[Excerpts from an interface dataset]
********

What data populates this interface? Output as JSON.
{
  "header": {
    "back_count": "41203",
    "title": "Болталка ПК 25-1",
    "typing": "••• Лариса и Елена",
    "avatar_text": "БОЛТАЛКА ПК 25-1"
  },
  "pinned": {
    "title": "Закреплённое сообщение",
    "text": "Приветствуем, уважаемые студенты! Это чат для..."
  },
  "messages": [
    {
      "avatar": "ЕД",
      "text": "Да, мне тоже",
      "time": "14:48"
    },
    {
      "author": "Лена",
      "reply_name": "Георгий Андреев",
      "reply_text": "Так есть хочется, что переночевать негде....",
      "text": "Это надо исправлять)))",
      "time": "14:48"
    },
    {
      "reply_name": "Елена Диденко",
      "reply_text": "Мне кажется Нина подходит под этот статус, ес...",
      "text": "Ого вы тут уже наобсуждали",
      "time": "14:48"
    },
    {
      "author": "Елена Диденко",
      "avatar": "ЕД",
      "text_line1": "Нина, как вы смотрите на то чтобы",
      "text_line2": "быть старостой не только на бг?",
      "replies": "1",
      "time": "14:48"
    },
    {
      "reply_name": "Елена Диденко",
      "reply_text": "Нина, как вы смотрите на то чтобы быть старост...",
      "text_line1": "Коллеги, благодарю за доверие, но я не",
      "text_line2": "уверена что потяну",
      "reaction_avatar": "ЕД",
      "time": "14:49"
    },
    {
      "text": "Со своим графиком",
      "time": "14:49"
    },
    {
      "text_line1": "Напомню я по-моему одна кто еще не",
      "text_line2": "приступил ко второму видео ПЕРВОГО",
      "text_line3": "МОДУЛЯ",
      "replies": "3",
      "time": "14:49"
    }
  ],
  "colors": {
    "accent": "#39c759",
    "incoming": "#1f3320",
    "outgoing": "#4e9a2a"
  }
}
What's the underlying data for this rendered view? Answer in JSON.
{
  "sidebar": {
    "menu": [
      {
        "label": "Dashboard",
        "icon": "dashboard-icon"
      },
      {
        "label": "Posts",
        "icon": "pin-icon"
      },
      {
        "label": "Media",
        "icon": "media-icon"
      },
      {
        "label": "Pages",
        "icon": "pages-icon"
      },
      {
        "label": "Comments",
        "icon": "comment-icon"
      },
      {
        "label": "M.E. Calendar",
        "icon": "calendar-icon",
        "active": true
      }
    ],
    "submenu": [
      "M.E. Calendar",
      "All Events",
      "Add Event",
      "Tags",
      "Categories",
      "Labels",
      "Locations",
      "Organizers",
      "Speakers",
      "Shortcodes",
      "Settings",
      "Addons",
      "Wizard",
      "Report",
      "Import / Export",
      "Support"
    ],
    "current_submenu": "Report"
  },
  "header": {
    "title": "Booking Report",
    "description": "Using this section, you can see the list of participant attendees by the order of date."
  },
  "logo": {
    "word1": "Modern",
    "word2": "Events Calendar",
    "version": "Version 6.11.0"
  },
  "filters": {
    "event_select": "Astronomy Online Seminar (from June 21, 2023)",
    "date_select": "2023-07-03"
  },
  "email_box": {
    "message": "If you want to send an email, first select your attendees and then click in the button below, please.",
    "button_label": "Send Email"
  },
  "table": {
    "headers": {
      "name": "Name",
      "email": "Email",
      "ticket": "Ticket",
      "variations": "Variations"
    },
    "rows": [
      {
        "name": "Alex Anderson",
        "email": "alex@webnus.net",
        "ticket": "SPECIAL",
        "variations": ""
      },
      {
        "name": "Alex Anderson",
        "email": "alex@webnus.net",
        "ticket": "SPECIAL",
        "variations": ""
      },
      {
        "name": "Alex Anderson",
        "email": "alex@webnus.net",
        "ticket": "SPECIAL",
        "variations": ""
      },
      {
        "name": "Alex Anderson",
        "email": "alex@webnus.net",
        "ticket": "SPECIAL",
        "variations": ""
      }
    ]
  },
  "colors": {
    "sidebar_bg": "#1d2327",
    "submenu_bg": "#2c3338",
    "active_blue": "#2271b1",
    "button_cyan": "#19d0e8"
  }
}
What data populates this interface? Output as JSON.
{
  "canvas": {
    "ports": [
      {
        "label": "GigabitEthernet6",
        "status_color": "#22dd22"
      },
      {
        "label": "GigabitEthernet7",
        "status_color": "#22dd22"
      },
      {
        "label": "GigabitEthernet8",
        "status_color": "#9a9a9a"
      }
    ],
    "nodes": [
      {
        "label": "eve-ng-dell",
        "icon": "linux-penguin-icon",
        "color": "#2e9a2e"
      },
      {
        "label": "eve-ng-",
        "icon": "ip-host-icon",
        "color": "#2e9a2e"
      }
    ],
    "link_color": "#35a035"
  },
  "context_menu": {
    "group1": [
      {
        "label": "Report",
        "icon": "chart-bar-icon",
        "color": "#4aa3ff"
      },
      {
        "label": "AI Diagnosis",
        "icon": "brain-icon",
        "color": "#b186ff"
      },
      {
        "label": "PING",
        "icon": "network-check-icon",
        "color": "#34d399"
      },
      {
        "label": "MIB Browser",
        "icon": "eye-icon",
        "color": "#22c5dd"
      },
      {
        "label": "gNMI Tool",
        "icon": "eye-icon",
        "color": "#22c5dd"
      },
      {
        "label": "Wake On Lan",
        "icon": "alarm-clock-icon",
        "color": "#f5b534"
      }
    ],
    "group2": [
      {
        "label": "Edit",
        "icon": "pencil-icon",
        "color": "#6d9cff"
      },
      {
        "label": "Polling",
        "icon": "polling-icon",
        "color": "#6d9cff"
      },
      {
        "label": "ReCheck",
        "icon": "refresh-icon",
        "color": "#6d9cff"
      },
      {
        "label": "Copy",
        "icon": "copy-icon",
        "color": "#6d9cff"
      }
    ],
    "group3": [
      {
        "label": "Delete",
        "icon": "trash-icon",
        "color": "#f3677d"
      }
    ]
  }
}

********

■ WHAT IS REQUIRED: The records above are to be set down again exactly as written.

■ OUTPUT FOR THIS TASK:
What data populates this interface? Output as JSON.
{
  "header": {
    "back_count": "41203",
    "title": "Болталка ПК 25-1",
    "typing": "••• Лариса и Елена",
    "avatar_text": "БОЛТАЛКА ПК 25-1"
  },
  "pinned": {
    "title": "Закреплённое сообщение",
    "text": "Приветствуем, уважаемые студенты! Это чат для..."
  },
  "messages": [
    {
      "avatar": "ЕД",
      "text": "Да, мне тоже",
      "time": "14:48"
    },
    {
      "author": "Лена",
      "reply_name": "Георгий Андреев",
      "reply_text": "Так есть хочется, что переночевать негде....",
      "text": "Это надо исправлять)))",
      "time": "14:48"
    },
    {
      "reply_name": "Елена Диденко",
      "reply_text": "Мне кажется Нина подходит под этот статус, ес...",
      "text": "Ого вы тут уже наобсуждали",
      "time": "14:48"
    },
    {
      "author": "Елена Диденко",
      "avatar": "ЕД",
      "text_line1": "Нина, как вы смотрите на то чтобы",
      "text_line2": "быть старостой не только на бг?",
      "replies": "1",
      "time": "14:48"
    },
    {
      "reply_name": "Елена Диденко",
      "reply_text": "Нина, как вы смотрите на то чтобы быть старост...",
      "text_line1": "Коллеги, благодарю за доверие, но я не",
      "text_line2": "уверена что потяну",
      "reaction_avatar": "ЕД",
      "time": "14:49"
    },
    {
      "text": "Со своим графиком",
      "time": "14:49"
    },
    {
      "text_line1": "Напомню я по-моему одна кто еще не",
      "text_line2": "приступил ко второму видео ПЕРВОГО",
      "text_line3": "МОДУЛЯ",
      "replies": "3",
      "time": "14:49"
    }
  ],
  "colors": {
    "accent": "#39c759",
    "incoming": "#1f3320",
    "outgoing": "#4e9a2a"
  }
}
What's the underlying data for this rendered view? Answer in JSON.
{
  "sidebar": {
    "menu": [
      {
        "label": "Dashboard",
        "icon": "dashboard-icon"
      },
      {
        "label": "Posts",
        "icon": "pin-icon"
      },
      {
        "label": "Media",
        "icon": "media-icon"
      },
      {
        "label": "Pages",
        "icon": "pages-icon"
      },
      {
        "label": "Comments",
        "icon": "comment-icon"
      },
      {
        "label": "M.E. Calendar",
        "icon": "calendar-icon",
        "active": true
      }
    ],
    "submenu": [
      "M.E. Calendar",
      "All Events",
      "Add Event",
      "Tags",
      "Categories",
      "Labels",
      "Locations",
      "Organizers",
      "Speakers",
      "Shortcodes",
      "Settings",
      "Addons",
      "Wizard",
      "Report",
      "Import / Export",
      "Support"
    ],
    "current_submenu": "Report"
  },
  "header": {
    "title": "Booking Report",
    "description": "Using this section, you can see the list of participant attendees by the order of date."
  },
  "logo": {
    "word1": "Modern",
    "word2": "Events Calendar",
    "version": "Version 6.11.0"
  },
  "filters": {
    "event_select": "Astronomy Online Seminar (from June 21, 2023)",
    "date_select": "2023-07-03"
  },
  "email_box": {
    "message": "If you want to send an email, first select your attendees and then click in the button below, please.",
    "button_label": "Send Email"
  },
  "table": {
    "headers": {
      "name": "Name",
      "email": "Email",
      "ticket": "Ticket",
      "variations": "Variations"
    },
    "rows": [
      {
        "name": "Alex Anderson",
        "email": "alex@webnus.net",
        "ticket": "SPECIAL",
        "variations": ""
      },
      {
        "name": "Alex Anderson",
        "email": "alex@webnus.net",
        "ticket": "SPECIAL",
        "variations": ""
      },
      {
        "name": "Alex Anderson",
        "email": "alex@webnus.net",
        "ticket": "SPECIAL",
        "variations": ""
      },
      {
        "name": "Alex Anderson",
        "email": "alex@webnus.net",
        "ticket": "SPECIAL",
        "variations": ""
      }
    ]
  },
  "colors": {
    "sidebar_bg": "#1d2327",
    "submenu_bg": "#2c3338",
    "active_blue": "#2271b1",
    "button_cyan": "#19d0e8"
  }
}
What data populates this interface? Output as JSON.
{
  "canvas": {
    "ports": [
      {
        "label": "GigabitEthernet6",
        "status_color": "#22dd22"
      },
      {
        "label": "GigabitEthernet7",
        "status_color": "#22dd22"
      },
      {
        "label": "GigabitEthernet8",
        "status_color": "#9a9a9a"
      }
    ],
    "nodes": [
      {
        "label": "eve-ng-dell",
        "icon": "linux-penguin-icon",
        "color": "#2e9a2e"
      },
      {
        "label": "eve-ng-",
        "icon": "ip-host-icon",
        "color": "#2e9a2e"
      }
    ],
    "link_color": "#35a035"
  },
  "context_menu": {
    "group1": [
      {
        "label": "Report",
        "icon": "chart-bar-icon",
        "color": "#4aa3ff"
      },
      {
        "label": "AI Diagnosis",
        "icon": "brain-icon",
        "color": "#b186ff"
      },
      {
        "label": "PING",
        "icon": "network-check-icon",
        "color": "#34d399"
      },
      {
        "label": "MIB Browser",
        "icon": "eye-icon",
        "color": "#22c5dd"
      },
      {
        "label": "gNMI Tool",
        "icon": "eye-icon",
        "color": "#22c5dd"
      },
      {
        "label": "Wake On Lan",
        "icon": "alarm-clock-icon",
        "color": "#f5b534"
      }
    ],
    "group2": [
      {
        "label": "Edit",
        "icon": "pencil-icon",
        "color": "#6d9cff"
      },
      {
        "label": "Polling",
        "icon": "polling-icon",
        "color": "#6d9cff"
      },
      {
        "label": "ReCheck",
        "icon": "refresh-icon",
        "color": "#6d9cff"
      },
      {
        "label": "Copy",
        "icon": "copy-icon",
        "color": "#6d9cff"
      }
    ],
    "group3": [
      {
        "label": "Delete",
        "icon": "trash-icon",
        "color": "#f3677d"
      }
    ]
  }
}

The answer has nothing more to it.